What is the role of a title company when you are buying or selling? A few weeks ago, I did a video about deed states versus title states and I received a lot of follow-up questions from the clients who saw it. To answer those questions and explain the role of a title company when you are looking to buy or sell, I invited Michael Lwin from Nona Title, Inc. to have a conversation about these points.
So, what is the role of a title company when you’re buying or selling a property in Central Florida, which is a deed state? A title company does title insurance. Just like insurance, title companies insure the property and make sure that, if there is a defect in the transfer of the property that you are purchasing, your insurance policy will go into effect. If another person says the property is actually theirs, for example, your policy would help protect you.
A title company takes the contract and initiates two main searches. First, an underwriter does an actual title search which will trace the passage of that property. They make sure the indicated transfers took place and were done under proper deeds. New constructions are obviously easier in this regard.
The second search title companies perform is a municipality search, which will catch things that haven’t been filed such as liens and various permits. There could be permitting liens, utility liens, or property tax liens which the chain of title would never show. However, they could still be attached to that and could be a defect.
Essentially, a title company makes sure that the chain of title for the property is clean. And, it covers the buyers if there are any issues as well as the seller, so they are done with the deal.
But, who pays for it? That depends on the state. In Florida, the seller pays for the owner’s policy and gives it to the buyer to ensure that the buyer is covered in case they lose anything in the process.
If you move to Florida from another state, you have two options for title insurance. You can use an attorney or a title insurance company which is a licensed title agent. They are both governed by the same rules. You can choose to close with either, so look at the fees on a settlement statement. The actual insurance policy is set by the State of Florida to be a certain amount; however, an attorney will have settlement fees.
Some people may be more comfortable using an attorney because that is what they are used to doing. Nona Title has an attorney on staff specifically for those individuals. There is an additional fee, but the attorney can review the policy for them.
If you have any additional questions for Michael, you can contact him at (407) 556-3798 or visit his website at www.nonatitle.com.
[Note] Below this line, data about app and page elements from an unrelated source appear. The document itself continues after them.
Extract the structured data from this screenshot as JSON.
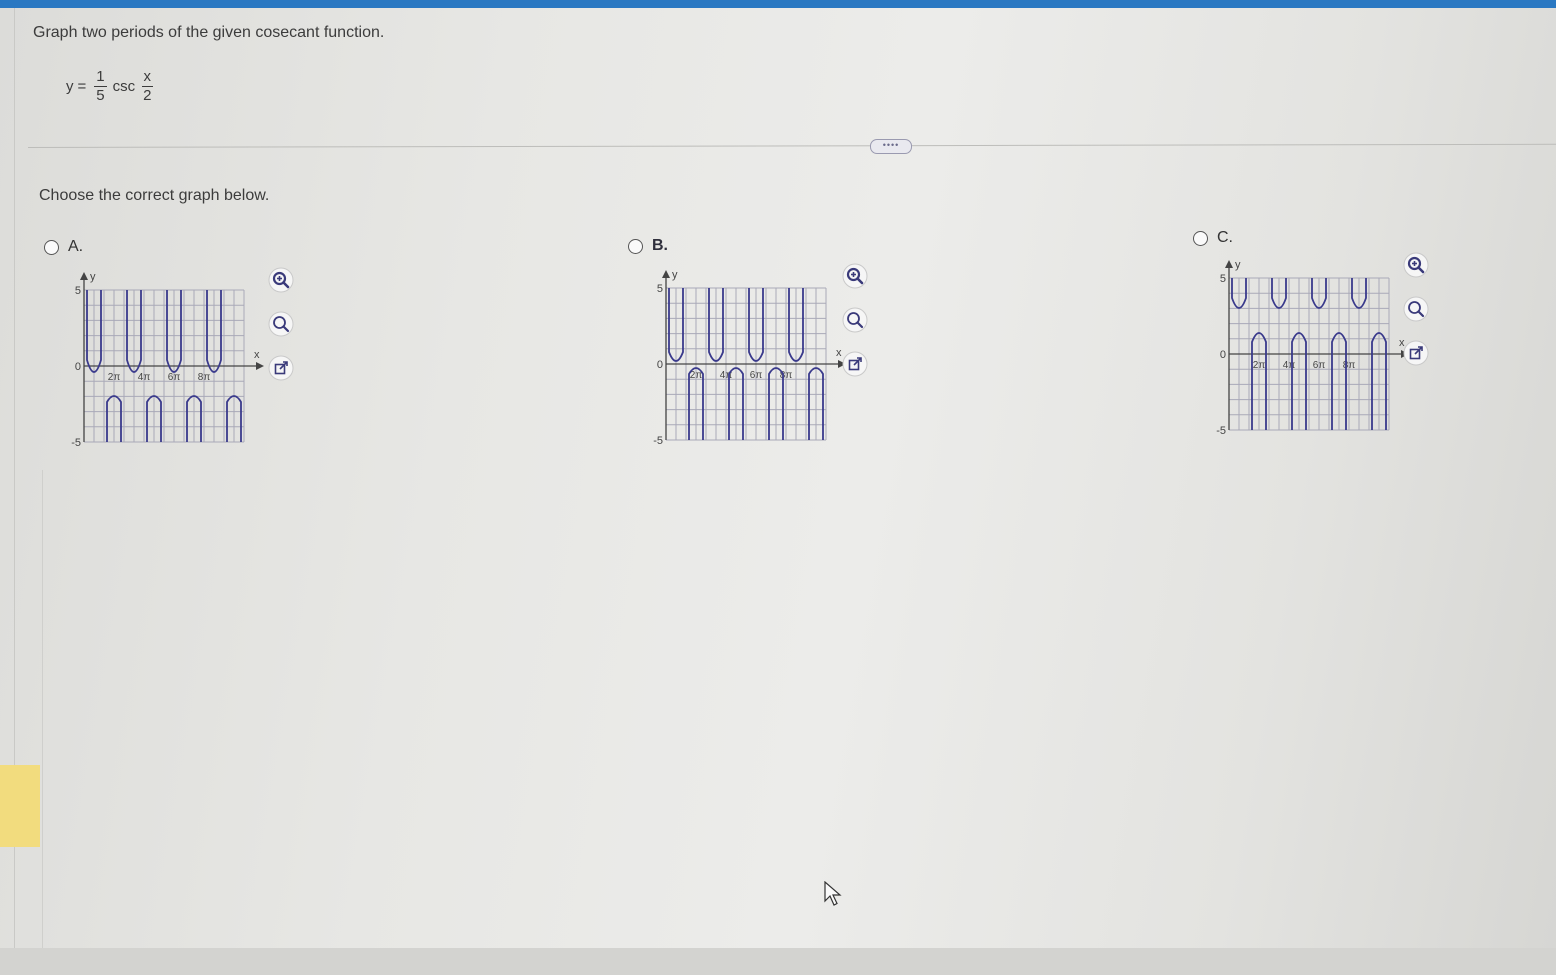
{
  "question": {
    "instruction": "Graph two periods of the given cosecant function.",
    "equation": {
      "lhs": "y",
      "equals": "=",
      "coef_num": "1",
      "coef_den": "5",
      "func": "csc",
      "arg_num": "x",
      "arg_den": "2"
    },
    "more_label": "••••",
    "prompt": "Choose the correct graph below."
  },
  "options": [
    {
      "letter": "A.",
      "selected": false,
      "graph": {
        "y_axis_label": "y",
        "x_axis_label": "x",
        "y_max_label": "5",
        "y_zero_label": "0",
        "y_min_label": "-5",
        "x_tick_labels": [
          "2π",
          "4π",
          "6π",
          "8π"
        ]
      }
    },
    {
      "letter": "B.",
      "selected": false,
      "graph": {
        "y_axis_label": "y",
        "x_axis_label": "x",
        "y_max_label": "5",
        "y_zero_label": "0",
        "y_min_label": "-5",
        "x_tick_labels": [
          "2π",
          "4π",
          "6π",
          "8π"
        ]
      }
    },
    {
      "letter": "C.",
      "selected": false,
      "graph": {
        "y_axis_label": "y",
        "x_axis_label": "x",
        "y_max_label": "5",
        "y_zero_label": "0",
        "y_min_label": "-5",
        "x_tick_labels": [
          "2π",
          "4π",
          "6π",
          "8π"
        ]
      }
    }
  ],
  "tool_icons": [
    "zoom-in-icon",
    "zoom-out-icon",
    "open-new-window-icon"
  ],
  "colors": {
    "accent": "#2a78c2",
    "curve": "#3a3a8c",
    "grid": "#a9a9b8",
    "side_tab": "#f2dc7e"
  }
}
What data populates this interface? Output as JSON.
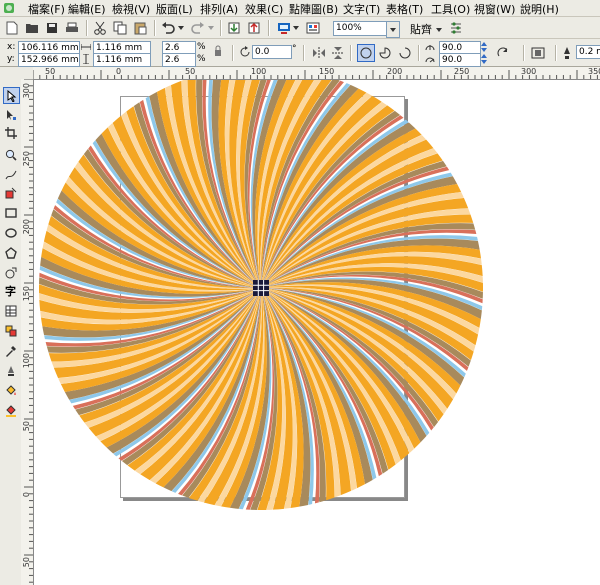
{
  "menubar": {
    "items": [
      "檔案(F)",
      "編輯(E)",
      "檢視(V)",
      "版面(L)",
      "排列(A)",
      "效果(C)",
      "點陣圖(B)",
      "文字(T)",
      "表格(T)",
      "工具(O)",
      "視窗(W)",
      "說明(H)"
    ]
  },
  "toolbar1": {
    "zoom_value": "100%",
    "snap_label": "貼齊"
  },
  "propbar": {
    "x_label": "x:",
    "y_label": "y:",
    "x_value": "106.116 mm",
    "y_value": "152.966 mm",
    "width_value": "1.116 mm",
    "height_value": "1.116 mm",
    "scale_x": "2.6",
    "scale_y": "2.6",
    "percent_symbol": "%",
    "rotation_value": "0.0",
    "degree_symbol": "°",
    "start_angle": "90.0",
    "end_angle": "90.0",
    "outline_width": "0.2 m"
  },
  "ruler": {
    "horizontal_ticks": [
      "50",
      "0",
      "50",
      "100",
      "150",
      "200",
      "250",
      "300",
      "350"
    ],
    "vertical_ticks": [
      "300",
      "250",
      "200",
      "150",
      "100",
      "50",
      "0",
      "50"
    ]
  },
  "colors": {
    "stripe_orange": "#f4a623",
    "stripe_light": "#fcd8a0",
    "stripe_brown": "#a88a5c",
    "stripe_blue": "#8ec8ea",
    "stripe_red": "#d9705a",
    "chrome_bg": "#ecebe4"
  }
}
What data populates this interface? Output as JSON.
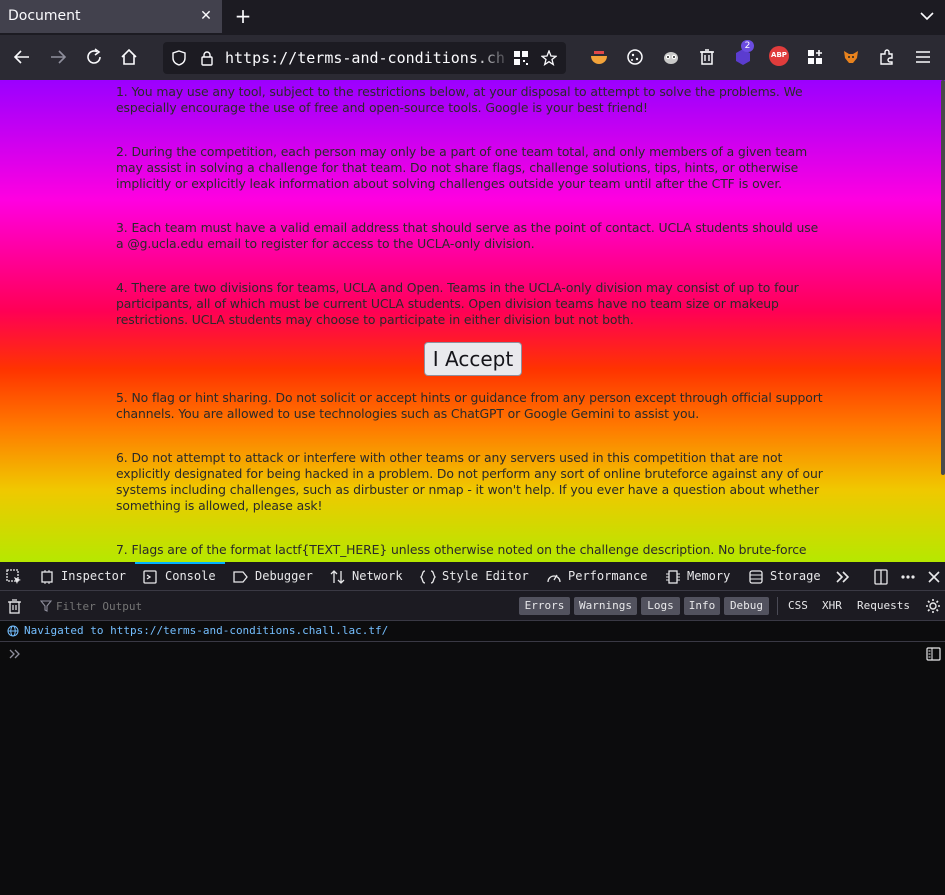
{
  "browser": {
    "tab_title": "Document",
    "url": "https://terms-and-conditions.chall.lac.tf/",
    "badge_count": "2",
    "abp_label": "ABP"
  },
  "page": {
    "rules": [
      "1. You may use any tool, subject to the restrictions below, at your disposal to attempt to solve the problems. We especially encourage the use of free and open-source tools. Google is your best friend!",
      "2. During the competition, each person may only be a part of one team total, and only members of a given team may assist in solving a challenge for that team. Do not share flags, challenge solutions, tips, hints, or otherwise implicitly or explicitly leak information about solving challenges outside your team until after the CTF is over.",
      "3. Each team must have a valid email address that should serve as the point of contact. UCLA students should use a @g.ucla.edu email to register for access to the UCLA-only division.",
      "4. There are two divisions for teams, UCLA and Open. Teams in the UCLA-only division may consist of up to four participants, all of which must be current UCLA students. Open division teams have no team size or makeup restrictions. UCLA students may choose to participate in either division but not both.",
      "5. No flag or hint sharing. Do not solicit or accept hints or guidance from any person except through official support channels. You are allowed to use technologies such as ChatGPT or Google Gemini to assist you.",
      "6. Do not attempt to attack or interfere with other teams or any servers used in this competition that are not explicitly designated for being hacked in a problem. Do not perform any sort of online bruteforce against any of our systems including challenges, such as dirbuster or nmap - it won't help. If you ever have a question about whether something is allowed, please ask!",
      "7. Flags are of the format lactf{TEXT_HERE} unless otherwise noted on the challenge description. No brute-force"
    ],
    "accept_button": "I Accept"
  },
  "devtools": {
    "tabs": [
      "Inspector",
      "Console",
      "Debugger",
      "Network",
      "Style Editor",
      "Performance",
      "Memory",
      "Storage"
    ],
    "active_tab": "Console",
    "filter_placeholder": "Filter Output",
    "levels": [
      "Errors",
      "Warnings",
      "Logs",
      "Info",
      "Debug"
    ],
    "net_filters": [
      "CSS",
      "XHR",
      "Requests"
    ],
    "navigated_label": "Navigated to",
    "navigated_url": "https://terms-and-conditions.chall.lac.tf/"
  },
  "colors": {
    "accent": "#00b2ff",
    "link": "#75bfff",
    "toolbar_bg": "#2b2a33",
    "devtools_bg": "#0c0c0d"
  }
}
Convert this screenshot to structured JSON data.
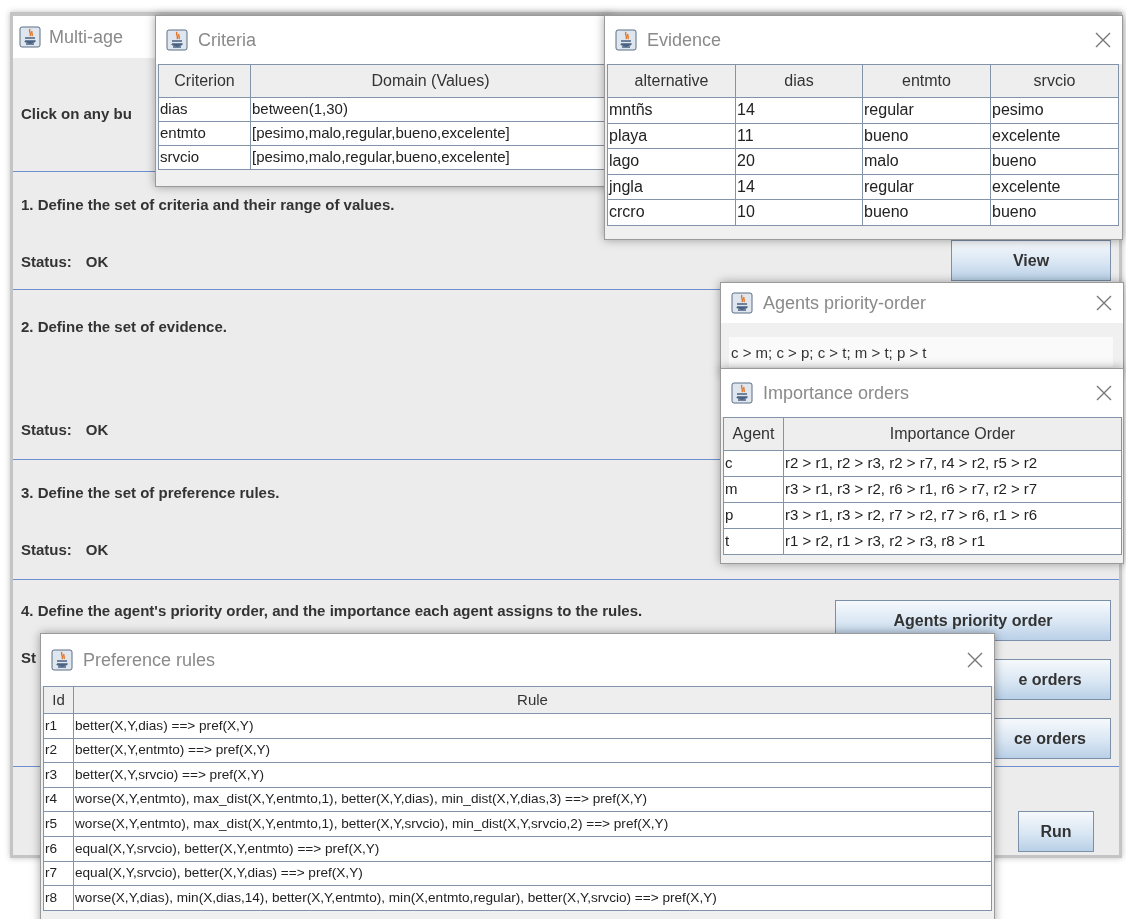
{
  "main_window": {
    "title": "Multi-age",
    "intro": "Click on any bu",
    "sections": [
      {
        "heading": "1. Define the set of criteria and their range of values.",
        "status_label": "Status:",
        "status_value": "OK",
        "buttons": [
          "View"
        ]
      },
      {
        "heading": "2. Define the set of evidence.",
        "status_label": "Status:",
        "status_value": "OK"
      },
      {
        "heading": "3. Define the set of preference rules.",
        "status_label": "Status:",
        "status_value": "OK"
      },
      {
        "heading": "4. Define the agent's priority order, and the importance each agent assigns to the rules.",
        "status_label": "St",
        "buttons": [
          "Agents priority order",
          "e orders",
          "ce orders"
        ]
      },
      {
        "buttons": [
          "Run"
        ]
      }
    ]
  },
  "dialogs": [
    {
      "kind": "table",
      "title": "Criteria",
      "closable": false,
      "columns": [
        "Criterion",
        "Domain (Values)"
      ],
      "rows": [
        [
          "dias",
          "between(1,30)"
        ],
        [
          "entmto",
          "[pesimo,malo,regular,bueno,excelente]"
        ],
        [
          "srvcio",
          "[pesimo,malo,regular,bueno,excelente]"
        ]
      ]
    },
    {
      "kind": "table",
      "title": "Evidence",
      "closable": true,
      "columns": [
        "alternative",
        "dias",
        "entmto",
        "srvcio"
      ],
      "rows": [
        [
          "mntñs",
          "14",
          "regular",
          "pesimo"
        ],
        [
          "playa",
          "11",
          "bueno",
          "excelente"
        ],
        [
          "lago",
          "20",
          "malo",
          "bueno"
        ],
        [
          "jngla",
          "14",
          "regular",
          "excelente"
        ],
        [
          "crcro",
          "10",
          "bueno",
          "bueno"
        ]
      ]
    },
    {
      "kind": "text",
      "title": "Agents priority-order",
      "closable": true,
      "value": "c > m; c > p; c > t; m > t; p > t"
    },
    {
      "kind": "table",
      "title": "Importance orders",
      "closable": true,
      "columns": [
        "Agent",
        "Importance Order"
      ],
      "rows": [
        [
          "c",
          "r2 > r1, r2 > r3, r2 > r7, r4 > r2, r5 > r2"
        ],
        [
          "m",
          "r3 > r1, r3 > r2, r6 > r1, r6 > r7, r2 > r7"
        ],
        [
          "p",
          "r3 > r1, r3 > r2, r7 > r2, r7 > r6, r1 > r6"
        ],
        [
          "t",
          "r1 > r2, r1 > r3, r2 > r3, r8 > r1"
        ]
      ]
    },
    {
      "kind": "table",
      "title": "Preference rules",
      "closable": true,
      "columns": [
        "Id",
        "Rule"
      ],
      "rows": [
        [
          "r1",
          "better(X,Y,dias) ==> pref(X,Y)"
        ],
        [
          "r2",
          "better(X,Y,entmto) ==> pref(X,Y)"
        ],
        [
          "r3",
          "better(X,Y,srvcio) ==> pref(X,Y)"
        ],
        [
          "r4",
          "worse(X,Y,entmto), max_dist(X,Y,entmto,1), better(X,Y,dias), min_dist(X,Y,dias,3) ==> pref(X,Y)"
        ],
        [
          "r5",
          "worse(X,Y,entmto), max_dist(X,Y,entmto,1), better(X,Y,srvcio), min_dist(X,Y,srvcio,2) ==> pref(X,Y)"
        ],
        [
          "r6",
          "equal(X,Y,srvcio), better(X,Y,entmto) ==> pref(X,Y)"
        ],
        [
          "r7",
          "equal(X,Y,srvcio), better(X,Y,dias) ==> pref(X,Y)"
        ],
        [
          "r8",
          "worse(X,Y,dias), min(X,dias,14), better(X,Y,entmto), min(X,entmto,regular), better(X,Y,srvcio) ==> pref(X,Y)"
        ]
      ]
    }
  ]
}
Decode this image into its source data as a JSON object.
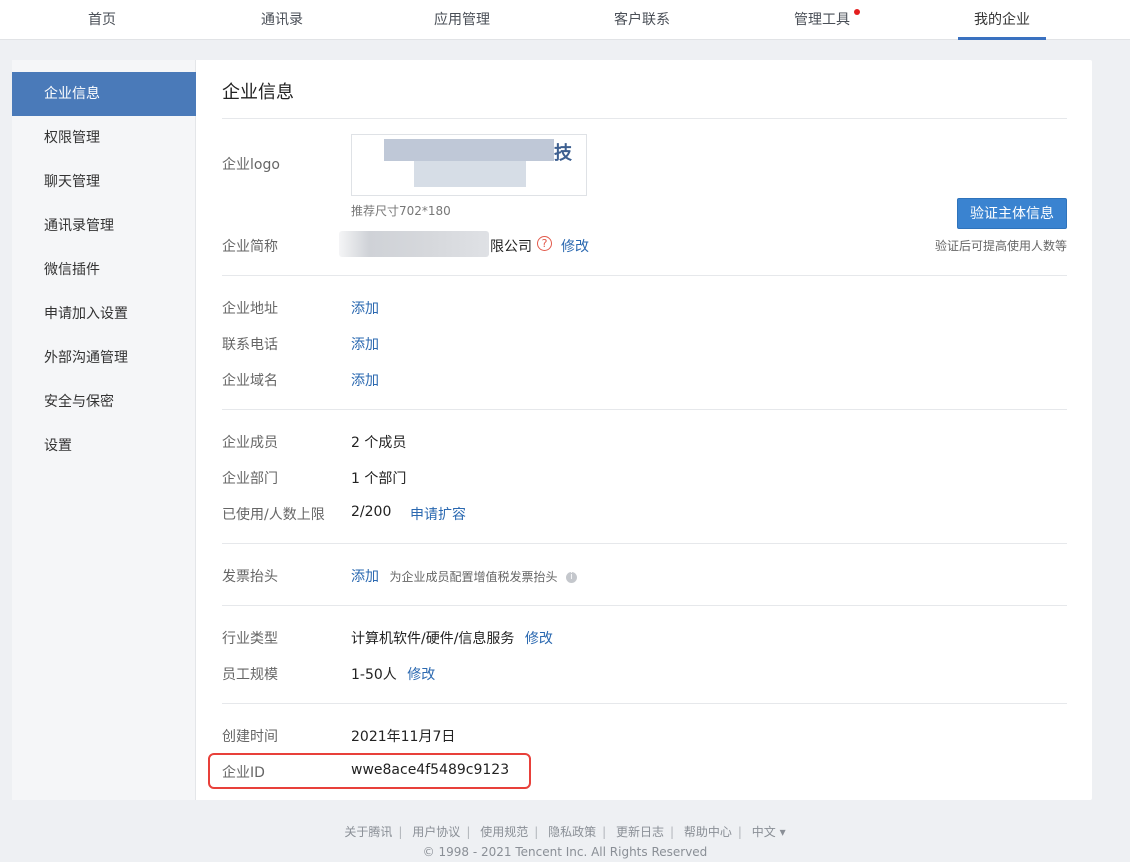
{
  "topnav": {
    "items": [
      "首页",
      "通讯录",
      "应用管理",
      "客户联系",
      "管理工具",
      "我的企业"
    ],
    "active": "我的企业",
    "badge_item": "管理工具",
    "badge_color": "#e41e1e"
  },
  "sidebar": {
    "items": [
      "企业信息",
      "权限管理",
      "聊天管理",
      "通讯录管理",
      "微信插件",
      "申请加入设置",
      "外部沟通管理",
      "安全与保密",
      "设置"
    ],
    "active": "企业信息"
  },
  "page_title": "企业信息",
  "logo": {
    "label": "企业logo",
    "hint": "推荐尺寸702*180",
    "visible_glyph_left": "",
    "visible_glyph_right": "技"
  },
  "verify": {
    "button": "验证主体信息",
    "tip": "验证后可提高使用人数等"
  },
  "short_name": {
    "label": "企业简称",
    "suffix": "限公司",
    "help": "?",
    "edit": "修改"
  },
  "address": {
    "label": "企业地址",
    "action": "添加"
  },
  "phone": {
    "label": "联系电话",
    "action": "添加"
  },
  "domain": {
    "label": "企业域名",
    "action": "添加"
  },
  "members": {
    "label": "企业成员",
    "value": "2 个成员"
  },
  "departments": {
    "label": "企业部门",
    "value": "1 个部门"
  },
  "usage": {
    "label": "已使用/人数上限",
    "value": "2/200",
    "action": "申请扩容"
  },
  "invoice": {
    "label": "发票抬头",
    "action": "添加",
    "desc": "为企业成员配置增值税发票抬头",
    "info": "i"
  },
  "industry": {
    "label": "行业类型",
    "value": "计算机软件/硬件/信息服务",
    "edit": "修改"
  },
  "scale": {
    "label": "员工规模",
    "value": "1-50人",
    "edit": "修改"
  },
  "created": {
    "label": "创建时间",
    "value": "2021年11月7日"
  },
  "corp_id": {
    "label": "企业ID",
    "value": "wwe8ace4f5489c9123"
  },
  "footer": {
    "links": [
      "关于腾讯",
      "用户协议",
      "使用规范",
      "隐私政策",
      "更新日志",
      "帮助中心",
      "中文 ▾"
    ],
    "copyright": "© 1998 - 2021 Tencent Inc. All Rights Reserved"
  },
  "colors": {
    "accent": "#4a7ab9",
    "link": "#2a68b0",
    "highlight": "#e8403a"
  }
}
If you have any additional questions for me or are interested in buying or selling, please feel free to call or email me. I look forward to speaking with you soon.